And that brings us to the second strategic silence. Nick Clegg gives every indication that he believes the root of the party’s problem lies in the way the party’s message is conveyed or in campaigning strategy. We’ve had the crass suggestions that the fault for electoral annihilation lies with those at the grassroots who have not tried hard enough, which Clegg is still trying to row back from. And we now have another Gurling review to tell us where the campaigning fell short this time around.

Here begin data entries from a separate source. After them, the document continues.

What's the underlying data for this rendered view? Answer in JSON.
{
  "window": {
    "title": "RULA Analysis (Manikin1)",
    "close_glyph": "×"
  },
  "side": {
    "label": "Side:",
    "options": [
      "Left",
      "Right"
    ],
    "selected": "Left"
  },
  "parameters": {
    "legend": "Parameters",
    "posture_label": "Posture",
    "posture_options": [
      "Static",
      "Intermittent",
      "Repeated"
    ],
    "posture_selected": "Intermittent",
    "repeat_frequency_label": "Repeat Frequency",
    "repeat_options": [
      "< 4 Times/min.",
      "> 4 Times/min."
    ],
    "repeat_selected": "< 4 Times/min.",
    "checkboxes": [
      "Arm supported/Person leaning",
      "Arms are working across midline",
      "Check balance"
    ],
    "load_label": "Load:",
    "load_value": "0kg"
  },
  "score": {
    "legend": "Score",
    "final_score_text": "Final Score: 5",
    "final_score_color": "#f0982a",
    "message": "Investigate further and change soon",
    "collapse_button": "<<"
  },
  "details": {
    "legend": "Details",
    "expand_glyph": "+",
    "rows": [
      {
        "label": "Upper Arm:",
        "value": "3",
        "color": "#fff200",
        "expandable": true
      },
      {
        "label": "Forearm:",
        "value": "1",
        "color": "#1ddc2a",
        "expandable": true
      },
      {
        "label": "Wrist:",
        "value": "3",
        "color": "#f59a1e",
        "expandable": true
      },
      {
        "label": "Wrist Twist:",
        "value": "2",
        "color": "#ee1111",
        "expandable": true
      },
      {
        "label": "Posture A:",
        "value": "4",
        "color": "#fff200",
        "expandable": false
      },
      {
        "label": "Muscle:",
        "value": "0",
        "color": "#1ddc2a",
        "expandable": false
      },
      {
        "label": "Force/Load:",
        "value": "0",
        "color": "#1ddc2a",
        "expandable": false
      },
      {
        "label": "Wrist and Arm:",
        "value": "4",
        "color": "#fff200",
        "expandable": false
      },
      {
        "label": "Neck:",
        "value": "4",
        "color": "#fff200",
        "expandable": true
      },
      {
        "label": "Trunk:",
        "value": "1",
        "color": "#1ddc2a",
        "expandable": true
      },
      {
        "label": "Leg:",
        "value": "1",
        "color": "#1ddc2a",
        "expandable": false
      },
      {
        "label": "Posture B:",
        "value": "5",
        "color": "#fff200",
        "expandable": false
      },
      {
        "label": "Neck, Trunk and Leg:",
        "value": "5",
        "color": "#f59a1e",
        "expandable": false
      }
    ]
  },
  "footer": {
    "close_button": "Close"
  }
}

But that leaves unaddressed the issue of the material campaigners have to work with. In particular, there is the credibility of the leadership in delivering a liberal message. Clearly Clegg’s personal ratings are plumbing previously unexplored depths. It appears the party’s polling could well be following a similar trajectory. The question is, given the track record of the Coalition, and the perception that the current leadership has facilitated an agenda which is anything but liberal in aggregate, is the electorate at large going to believe anything that Clegg says when he speaks liberalism and greater fairness? There is a strong possibility that they aren’t even going to listen.
And there is equally the, entirely separate, possibility that the problems with messaging, campaigning etc. originate with the way in which the party is being managed at the top. A fish rots from the head, type of thing. A key problem is that it appears Clegg doesn’t really listen to anyone beyond a coterie of Cleggites. You’ll find plenty of support for that position online among a vocal minority of party members.
Once credibility and trustworthiness have been lost it isn’t obvious what can be done to regain them. Nick Clegg might very well be a liberal democrat to his fingertips, unsullied by years in close proximity to the Tories. But if no one is listening then that really doesn’t matter. That is no doubt desperately unfair. And we might wish that it weren’t the case. But wishing the world were other than it is is not a hugely robust campaign strategy.
Yet I’m not sure that change at the top would cure this particular malady in time for the election. Or, rather, it might lead to changes in the way the campaign is run and improvements in morale at the grassroots level. But I doubt it will have much of an impact on credibility with the electorate. I suspect that is going to require a rather longer process of painstaking rebuilding.